Can you give us a snapshot of your IT ‘estate’?
Our information services department provides business systems development including training, service desk support, engineering and procurement.
The core systems are a Northgate housing management system linked to Kirona mobile working software for responsive repairs and Integrator for scheduled repairs. Document management is from Serengeti, Sun Accounts for finance, Real Asset Management for asset management, FiDo for purchasing and Microsoft Office for the desktop.
Our infrastructure is a Citrix Zen virtual desktop primarily delivered on Wyse thin clients through a VMware estate on HP servers and a Compellent SAN. Printing is on HP printers and Ricoh MFDs with Cisco switches, firewalls and telephony. Everything is replicated on an external disaster recovery site.
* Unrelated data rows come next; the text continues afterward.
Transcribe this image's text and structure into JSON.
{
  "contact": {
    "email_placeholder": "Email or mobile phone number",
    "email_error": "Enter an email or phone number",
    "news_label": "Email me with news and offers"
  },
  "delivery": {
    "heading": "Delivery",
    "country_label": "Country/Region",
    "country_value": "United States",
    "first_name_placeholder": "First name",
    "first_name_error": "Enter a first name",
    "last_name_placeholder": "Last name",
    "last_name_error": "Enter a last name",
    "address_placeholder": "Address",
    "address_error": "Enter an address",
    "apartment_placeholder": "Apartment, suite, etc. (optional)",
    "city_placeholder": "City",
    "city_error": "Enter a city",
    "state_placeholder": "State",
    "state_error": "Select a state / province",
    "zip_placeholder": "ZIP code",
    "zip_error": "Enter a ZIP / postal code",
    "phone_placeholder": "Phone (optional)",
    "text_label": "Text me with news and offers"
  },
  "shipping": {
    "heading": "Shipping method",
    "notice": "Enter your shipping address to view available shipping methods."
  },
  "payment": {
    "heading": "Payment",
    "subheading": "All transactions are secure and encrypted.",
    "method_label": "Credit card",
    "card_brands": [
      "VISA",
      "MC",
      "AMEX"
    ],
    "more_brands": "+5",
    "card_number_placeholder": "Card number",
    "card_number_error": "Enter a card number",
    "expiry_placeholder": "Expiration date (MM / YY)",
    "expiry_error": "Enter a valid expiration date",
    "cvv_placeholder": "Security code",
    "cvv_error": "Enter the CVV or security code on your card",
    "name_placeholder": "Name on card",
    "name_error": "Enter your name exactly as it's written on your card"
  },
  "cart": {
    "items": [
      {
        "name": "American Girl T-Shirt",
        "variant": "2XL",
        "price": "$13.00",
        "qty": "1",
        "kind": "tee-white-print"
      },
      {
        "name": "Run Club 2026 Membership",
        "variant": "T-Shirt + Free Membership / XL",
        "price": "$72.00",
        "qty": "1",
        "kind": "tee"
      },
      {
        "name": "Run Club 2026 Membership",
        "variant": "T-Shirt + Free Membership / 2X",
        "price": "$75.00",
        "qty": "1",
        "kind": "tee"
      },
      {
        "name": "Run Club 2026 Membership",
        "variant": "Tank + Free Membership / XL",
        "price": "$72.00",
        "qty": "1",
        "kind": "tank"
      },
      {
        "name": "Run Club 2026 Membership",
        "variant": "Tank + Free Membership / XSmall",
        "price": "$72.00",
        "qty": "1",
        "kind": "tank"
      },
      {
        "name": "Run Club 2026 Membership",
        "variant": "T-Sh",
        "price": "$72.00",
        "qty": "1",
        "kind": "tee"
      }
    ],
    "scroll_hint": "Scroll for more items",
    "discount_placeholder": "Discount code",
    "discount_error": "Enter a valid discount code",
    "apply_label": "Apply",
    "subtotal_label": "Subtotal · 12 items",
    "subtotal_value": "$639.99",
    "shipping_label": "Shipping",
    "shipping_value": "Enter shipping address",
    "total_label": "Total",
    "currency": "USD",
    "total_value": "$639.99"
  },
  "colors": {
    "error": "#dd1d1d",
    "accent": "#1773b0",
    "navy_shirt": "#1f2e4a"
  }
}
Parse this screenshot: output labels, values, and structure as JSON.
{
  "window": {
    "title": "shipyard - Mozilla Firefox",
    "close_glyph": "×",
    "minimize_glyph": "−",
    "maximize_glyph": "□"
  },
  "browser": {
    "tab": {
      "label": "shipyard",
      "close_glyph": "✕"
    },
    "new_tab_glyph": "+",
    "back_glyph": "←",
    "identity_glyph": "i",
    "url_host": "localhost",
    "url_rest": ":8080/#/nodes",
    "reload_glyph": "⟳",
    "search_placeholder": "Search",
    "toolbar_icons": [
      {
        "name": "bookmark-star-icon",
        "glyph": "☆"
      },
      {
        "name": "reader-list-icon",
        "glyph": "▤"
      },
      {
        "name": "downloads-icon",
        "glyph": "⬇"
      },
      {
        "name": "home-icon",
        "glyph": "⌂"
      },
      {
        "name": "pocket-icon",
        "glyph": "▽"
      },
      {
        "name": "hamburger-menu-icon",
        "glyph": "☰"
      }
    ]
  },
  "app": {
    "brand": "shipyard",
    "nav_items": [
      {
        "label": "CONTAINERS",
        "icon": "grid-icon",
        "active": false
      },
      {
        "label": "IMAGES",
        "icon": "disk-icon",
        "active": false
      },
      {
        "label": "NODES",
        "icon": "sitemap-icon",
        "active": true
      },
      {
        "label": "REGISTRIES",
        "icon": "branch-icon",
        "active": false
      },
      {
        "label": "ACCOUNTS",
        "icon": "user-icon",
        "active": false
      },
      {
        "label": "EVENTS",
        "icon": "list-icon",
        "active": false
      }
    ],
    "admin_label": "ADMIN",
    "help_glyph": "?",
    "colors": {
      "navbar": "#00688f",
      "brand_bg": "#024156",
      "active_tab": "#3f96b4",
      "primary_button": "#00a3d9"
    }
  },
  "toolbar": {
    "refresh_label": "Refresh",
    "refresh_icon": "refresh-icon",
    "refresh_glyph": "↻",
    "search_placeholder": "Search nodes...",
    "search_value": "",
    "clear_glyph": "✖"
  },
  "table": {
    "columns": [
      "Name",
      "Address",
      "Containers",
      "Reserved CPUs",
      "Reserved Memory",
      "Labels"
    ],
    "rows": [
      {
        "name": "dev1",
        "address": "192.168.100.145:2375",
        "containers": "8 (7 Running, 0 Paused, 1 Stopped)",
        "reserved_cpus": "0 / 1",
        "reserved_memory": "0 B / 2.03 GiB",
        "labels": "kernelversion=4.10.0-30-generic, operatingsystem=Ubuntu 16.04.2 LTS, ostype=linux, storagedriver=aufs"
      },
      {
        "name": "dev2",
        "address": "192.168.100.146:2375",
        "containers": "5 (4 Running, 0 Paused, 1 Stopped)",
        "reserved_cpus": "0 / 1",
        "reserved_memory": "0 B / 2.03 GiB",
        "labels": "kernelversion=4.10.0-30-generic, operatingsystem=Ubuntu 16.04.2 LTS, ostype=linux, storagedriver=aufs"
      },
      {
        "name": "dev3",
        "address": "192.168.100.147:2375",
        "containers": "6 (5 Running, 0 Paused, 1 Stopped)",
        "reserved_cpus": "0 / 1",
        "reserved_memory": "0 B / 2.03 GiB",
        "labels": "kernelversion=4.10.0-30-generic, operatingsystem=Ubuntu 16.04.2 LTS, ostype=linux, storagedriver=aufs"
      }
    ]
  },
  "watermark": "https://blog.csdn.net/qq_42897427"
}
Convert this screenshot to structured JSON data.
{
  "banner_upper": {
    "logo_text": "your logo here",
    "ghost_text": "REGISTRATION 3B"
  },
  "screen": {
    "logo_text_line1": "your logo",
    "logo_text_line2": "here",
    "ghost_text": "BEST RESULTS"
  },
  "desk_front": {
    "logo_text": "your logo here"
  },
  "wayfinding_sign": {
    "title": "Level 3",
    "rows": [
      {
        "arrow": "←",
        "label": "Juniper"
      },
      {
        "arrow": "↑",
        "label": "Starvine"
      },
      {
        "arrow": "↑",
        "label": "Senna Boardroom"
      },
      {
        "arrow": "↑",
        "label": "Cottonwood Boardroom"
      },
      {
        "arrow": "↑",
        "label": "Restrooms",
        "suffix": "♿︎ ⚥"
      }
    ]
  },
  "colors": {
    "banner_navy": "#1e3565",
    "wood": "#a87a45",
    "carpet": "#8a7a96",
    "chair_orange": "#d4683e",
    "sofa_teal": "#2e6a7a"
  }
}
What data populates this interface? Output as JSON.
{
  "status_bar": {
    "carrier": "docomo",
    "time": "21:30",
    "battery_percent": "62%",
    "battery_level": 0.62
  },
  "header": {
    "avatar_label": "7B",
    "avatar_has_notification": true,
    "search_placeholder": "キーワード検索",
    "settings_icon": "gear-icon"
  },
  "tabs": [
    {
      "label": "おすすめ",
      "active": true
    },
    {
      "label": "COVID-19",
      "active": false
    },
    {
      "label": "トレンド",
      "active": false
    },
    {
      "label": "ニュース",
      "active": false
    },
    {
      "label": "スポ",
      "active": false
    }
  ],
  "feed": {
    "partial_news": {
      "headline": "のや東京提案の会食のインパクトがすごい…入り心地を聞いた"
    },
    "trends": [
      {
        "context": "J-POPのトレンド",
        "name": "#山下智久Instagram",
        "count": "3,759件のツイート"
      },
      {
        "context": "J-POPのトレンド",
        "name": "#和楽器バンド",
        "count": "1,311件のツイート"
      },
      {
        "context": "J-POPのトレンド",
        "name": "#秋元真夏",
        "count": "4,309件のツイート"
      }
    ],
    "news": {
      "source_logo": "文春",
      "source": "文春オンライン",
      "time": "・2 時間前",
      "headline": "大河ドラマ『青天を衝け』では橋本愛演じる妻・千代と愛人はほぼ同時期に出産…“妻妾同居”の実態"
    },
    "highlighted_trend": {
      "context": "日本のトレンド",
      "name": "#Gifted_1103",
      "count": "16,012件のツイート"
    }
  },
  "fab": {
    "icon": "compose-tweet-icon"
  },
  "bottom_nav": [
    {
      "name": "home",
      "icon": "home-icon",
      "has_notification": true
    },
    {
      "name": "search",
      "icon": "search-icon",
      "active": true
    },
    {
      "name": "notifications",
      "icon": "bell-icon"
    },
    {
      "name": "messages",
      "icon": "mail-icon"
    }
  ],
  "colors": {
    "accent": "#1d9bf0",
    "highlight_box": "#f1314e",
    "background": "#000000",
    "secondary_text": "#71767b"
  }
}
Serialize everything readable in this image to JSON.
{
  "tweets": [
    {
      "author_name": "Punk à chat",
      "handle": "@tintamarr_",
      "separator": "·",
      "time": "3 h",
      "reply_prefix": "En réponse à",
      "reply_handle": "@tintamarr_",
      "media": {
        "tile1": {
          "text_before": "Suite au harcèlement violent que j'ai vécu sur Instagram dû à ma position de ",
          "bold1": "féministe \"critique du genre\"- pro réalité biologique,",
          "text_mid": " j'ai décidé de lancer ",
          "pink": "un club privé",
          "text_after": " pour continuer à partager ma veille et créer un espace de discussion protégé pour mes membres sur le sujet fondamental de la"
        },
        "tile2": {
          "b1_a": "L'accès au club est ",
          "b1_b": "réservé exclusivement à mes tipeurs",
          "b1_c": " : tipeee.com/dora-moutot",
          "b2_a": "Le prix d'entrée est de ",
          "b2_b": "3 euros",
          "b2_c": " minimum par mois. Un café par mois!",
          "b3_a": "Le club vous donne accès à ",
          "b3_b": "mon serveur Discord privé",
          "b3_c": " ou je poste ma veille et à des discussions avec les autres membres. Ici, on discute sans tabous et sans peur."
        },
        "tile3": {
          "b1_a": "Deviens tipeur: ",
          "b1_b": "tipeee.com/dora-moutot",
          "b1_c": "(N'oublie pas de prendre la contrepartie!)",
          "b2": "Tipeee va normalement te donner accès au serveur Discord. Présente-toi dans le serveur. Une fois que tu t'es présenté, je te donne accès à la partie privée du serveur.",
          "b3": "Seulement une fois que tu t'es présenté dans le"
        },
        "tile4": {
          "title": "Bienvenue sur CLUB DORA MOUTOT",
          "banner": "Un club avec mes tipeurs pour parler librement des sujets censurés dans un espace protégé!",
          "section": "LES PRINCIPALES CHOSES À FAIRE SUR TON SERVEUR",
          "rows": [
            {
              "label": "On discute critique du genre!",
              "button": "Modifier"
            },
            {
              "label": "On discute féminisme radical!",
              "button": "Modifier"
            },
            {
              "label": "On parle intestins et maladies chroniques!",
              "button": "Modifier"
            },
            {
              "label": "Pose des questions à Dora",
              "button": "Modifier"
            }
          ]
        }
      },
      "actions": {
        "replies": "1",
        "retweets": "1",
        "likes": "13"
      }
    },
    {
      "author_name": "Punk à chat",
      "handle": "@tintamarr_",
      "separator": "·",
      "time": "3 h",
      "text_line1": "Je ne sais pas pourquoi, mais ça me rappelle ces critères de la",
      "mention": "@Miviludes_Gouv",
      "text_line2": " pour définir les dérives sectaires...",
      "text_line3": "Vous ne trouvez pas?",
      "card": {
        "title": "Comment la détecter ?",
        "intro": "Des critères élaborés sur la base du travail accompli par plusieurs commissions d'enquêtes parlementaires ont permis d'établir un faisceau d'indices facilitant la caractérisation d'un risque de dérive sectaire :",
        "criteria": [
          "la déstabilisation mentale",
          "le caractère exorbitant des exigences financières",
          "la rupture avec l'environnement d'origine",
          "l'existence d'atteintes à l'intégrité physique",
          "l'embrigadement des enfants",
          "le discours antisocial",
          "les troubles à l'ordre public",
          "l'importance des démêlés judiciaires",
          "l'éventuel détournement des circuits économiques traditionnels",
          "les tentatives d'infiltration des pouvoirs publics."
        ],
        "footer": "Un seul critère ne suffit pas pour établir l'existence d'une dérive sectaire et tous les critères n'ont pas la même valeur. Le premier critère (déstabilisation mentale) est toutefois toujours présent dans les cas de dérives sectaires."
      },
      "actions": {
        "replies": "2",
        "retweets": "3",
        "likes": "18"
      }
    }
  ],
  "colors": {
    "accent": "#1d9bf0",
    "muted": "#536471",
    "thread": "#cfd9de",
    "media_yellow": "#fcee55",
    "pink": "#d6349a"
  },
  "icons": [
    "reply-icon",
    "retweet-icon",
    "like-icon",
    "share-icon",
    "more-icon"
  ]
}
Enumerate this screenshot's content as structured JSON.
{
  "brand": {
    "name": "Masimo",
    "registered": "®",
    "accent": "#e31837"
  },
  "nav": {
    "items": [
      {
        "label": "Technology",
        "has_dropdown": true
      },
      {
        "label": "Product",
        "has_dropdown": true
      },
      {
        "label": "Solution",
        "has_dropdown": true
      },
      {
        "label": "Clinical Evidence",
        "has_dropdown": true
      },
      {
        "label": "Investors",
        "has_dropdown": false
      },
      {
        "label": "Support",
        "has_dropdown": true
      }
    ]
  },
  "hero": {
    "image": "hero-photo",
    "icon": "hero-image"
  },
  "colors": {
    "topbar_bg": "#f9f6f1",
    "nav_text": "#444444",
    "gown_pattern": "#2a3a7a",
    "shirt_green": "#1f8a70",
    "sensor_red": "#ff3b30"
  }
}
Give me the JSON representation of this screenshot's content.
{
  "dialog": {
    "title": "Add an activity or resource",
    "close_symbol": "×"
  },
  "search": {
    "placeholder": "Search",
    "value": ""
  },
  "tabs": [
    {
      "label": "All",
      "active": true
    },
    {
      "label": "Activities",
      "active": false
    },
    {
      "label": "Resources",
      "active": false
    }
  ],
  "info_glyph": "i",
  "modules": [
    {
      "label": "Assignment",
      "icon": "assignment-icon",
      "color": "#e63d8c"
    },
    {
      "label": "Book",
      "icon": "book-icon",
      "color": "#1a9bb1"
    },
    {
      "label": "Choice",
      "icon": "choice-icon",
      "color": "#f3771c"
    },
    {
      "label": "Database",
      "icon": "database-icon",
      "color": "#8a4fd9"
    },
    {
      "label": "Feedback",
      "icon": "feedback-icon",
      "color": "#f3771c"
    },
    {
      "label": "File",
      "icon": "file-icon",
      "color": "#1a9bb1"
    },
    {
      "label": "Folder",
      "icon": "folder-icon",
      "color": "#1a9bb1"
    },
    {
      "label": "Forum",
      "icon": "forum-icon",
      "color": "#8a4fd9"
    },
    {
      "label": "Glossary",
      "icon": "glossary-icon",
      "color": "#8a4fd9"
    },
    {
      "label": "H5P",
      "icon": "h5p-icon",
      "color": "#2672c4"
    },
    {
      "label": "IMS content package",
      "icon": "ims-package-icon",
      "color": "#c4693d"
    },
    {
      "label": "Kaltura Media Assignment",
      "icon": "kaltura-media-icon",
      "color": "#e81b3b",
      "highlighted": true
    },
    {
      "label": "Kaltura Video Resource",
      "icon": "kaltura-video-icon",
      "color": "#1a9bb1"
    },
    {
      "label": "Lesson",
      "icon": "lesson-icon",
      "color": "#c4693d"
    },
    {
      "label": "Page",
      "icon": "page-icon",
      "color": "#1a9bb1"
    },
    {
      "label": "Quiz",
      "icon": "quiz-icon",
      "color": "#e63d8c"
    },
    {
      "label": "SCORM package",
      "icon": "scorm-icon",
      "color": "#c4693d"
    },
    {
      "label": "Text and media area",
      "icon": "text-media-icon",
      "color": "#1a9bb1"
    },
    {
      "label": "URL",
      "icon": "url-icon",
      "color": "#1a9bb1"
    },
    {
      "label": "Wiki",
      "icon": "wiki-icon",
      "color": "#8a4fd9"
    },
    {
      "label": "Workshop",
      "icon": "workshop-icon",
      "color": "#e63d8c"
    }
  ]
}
Can you describe some of your biggest IT projects to date, and any useful tips or lessons learned from them?
My background is in systems design, development and implementation, and global infrastructure management. Two large programmes were the replacement of a credit card system and the consolidation and relocation of several international businesses to a new European headquarters.
These larger projects emphasised the need for clear objectives and a well-understood business case; both need to be underpinned by the support of the sponsor so stakeholder management is always important. These lessons apply equally to any size of project. Proactive risk management and good planning are both key, but the glue is frequently good communication – making sure the team is working on the right things together.
What has been your best IT decision, and your worst?
A good decision was creation of a medium-term strategy for systems and infrastructure at Network Housing Group. Through this strategy, we radically reduced the cost base and improved availability and reliability, and did so with minimal disruption to business services.
One of the most visible aspects of the strategy was the implementation of a virtualised infrastructure several years ago, but not at the leading edge, so we avoided the pitfalls of the earliest adopters and could learn from their experiences.
We extended the same model in our long-term strategy to support the business’ growth and change program and through it we are delivering a more reliable desktop experience which combines very high availability and performance with low TCO. Users like the thin-client set-up and the service desk staff rarely have to deal with hardware problems (which are around 90 per cent fewer than before).
What is your opinion of the IT suppliers in housing – what do they do well and what could they do better?
Housing is both a service and property management business. Many established suppliers have software focused on the property side of the operation but today’s challenge is delivering integrated, cost-effective, customer-centric systems to connect customers and property management.
A significant challenge for suppliers with legacy systems based on older technologies is integrating them economically into today’s real-time, online world. The proliferation of new applications which plug the gaps in traditional housing systems is good news but their integration at a reasonable cost to allow a sensible ROI on new systems is also a particular challenge for the market.
What are the most exciting technology developments on the horizon?
At the moment, it’s hard to not mention cloud computing in this context and there’s certainly a lot to offer there. We use cloud computing extensively and are working on ‘next-generation plans’ to help deliver quicker and more economic business change; cloud computing will be an important factor in delivering these changes.
Mobile technologies offer huge possibilities although we still have some way to go to understand how to take best advantage of their potential for service improvement and delivery to our customers. Mobile solutions (particularly smartphones and tablets), through which customers will access services, are a very exciting prospect and we believe this will be significant during the next few years.
What are you doing about digital exclusion?
Network Housing Group is providing wireless network access in some of its smaller schemes and internet access directly in some of the larger communal areas of the Group’s bigger properties.
What keeps keep you awake at night?
Recruitment – our staff turnover is low but despite today’s recruitment market, it remains as challenging as ever to find staff with the right levels of skill.